5 The women were terrified and bowed with their faces to the ground. Then the men asked, “Why are you looking among the dead for someone who is alive? 6 He isn’t here! He is risen from the dead! …” 9 So they rushed back from the tomb to tell his eleven disciples—and everyone else—what had happened.
They didn’t hesitate. They saw it, heard it and got it! Mary Magdalene, Joanna and Mary the Mother of Jesus had watched the man they love die and were the first ones to arrive at his tomb. As women, they were people whose word was least likely to be believed. But without giving thought to their perceived credibility, they hurried to tell the others. Imagine them running, tripping over their cloaks and interrupting one another as they relayed the news to the apostles.
And those apostles were exactly like me. And I suspect quite like you.
11 But the story sounded like nonsense to the men, so they didn’t believe it.
Look at that: Doubting is human nature; we are wired to exercise caution toward anything beyond our previous experience. Even the apostles did.

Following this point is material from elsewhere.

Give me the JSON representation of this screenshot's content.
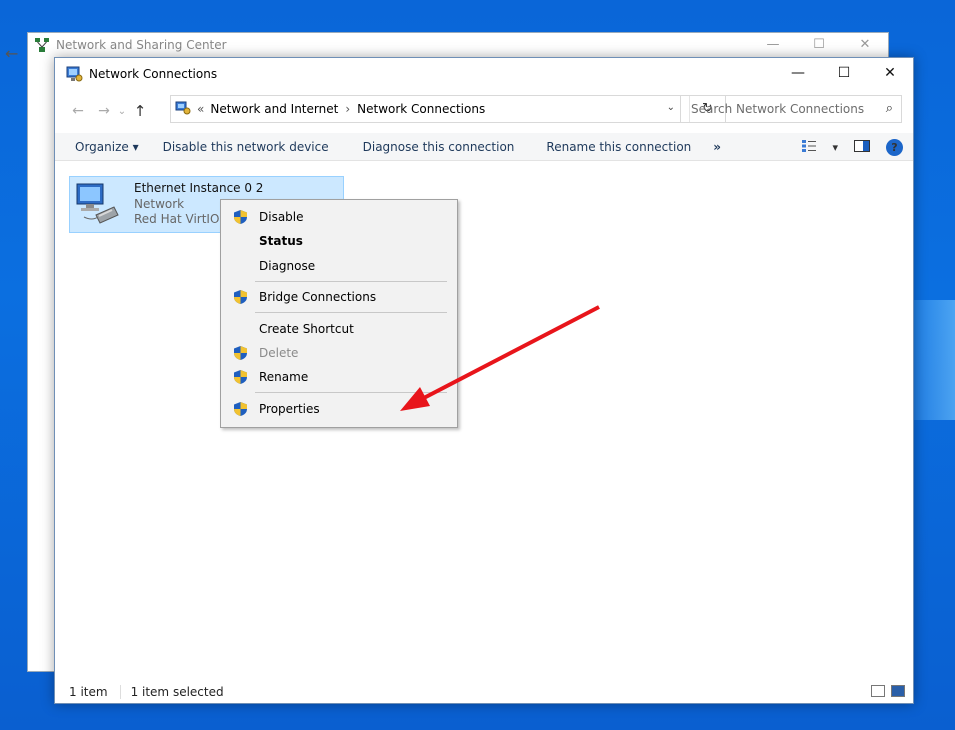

Then there’s Peter …
12 However, Peter jumped up and ran to the tomb to look. Stooping, he peered in and saw the empty linen wrappings; then he went home again, wondering what had happened.
Peter, a leader among the disciples, had been part of the good news of Jesus’ ministry for years. Yet, just three days earlier, in Jesus’ most desperate hours, he had rejected him. It must have broken his heart to so adamantly deny Jesus. Maybe on this day he was grasping the reality of grace, the opportunity to redeem his lacking loyalty.
Imagine him going to the tomb alone, quietly pondering, returning multiple times to check it, inquiring of the people he met for their account of what really happened. Like Peter, we watch for God, deny our Lord, beg him to show up, and then try to make the pieces fall into place, to pair what we know and have experienced with what is clearly far too good to be true.
Later, on the road to Emmaus, the two followers of Jesus discussed his resurrection, and Jesus appeared to them, saying:
25 “You foolish people! You find it so hard to believe all that the prophets wrote in the Scriptures … .”
I know Jesus was talking to me, too. I say I believe in an inconceivably big God who can move mountains. I say the prophets were real and important. I say I believe in the resurrection. Yet when resurrection shows up in my own piddly everyday existence, I get doubtful and cynical, thinking I made it up. At my very best, I’m still waiting for the other shoe to drop.
As I prepare for convention, spend time in Luke 24, and go about my everyday-ness, I so want to more fully embrace the resurrection. I want to lose myself in total trust in miracles like the three women; I want to grab onto grace like Peter; I want to walk alongside the prophets and my Jesus with complete abandon. I pray, with full expectation, that you, I and our church may embrace the inconceivable good news of Jesus!
—Tonya Keim Bartel, Hesston, Kan., serves as convention planning expediter for Mennonite Church USA.
The author and her daughter. (Photo provided)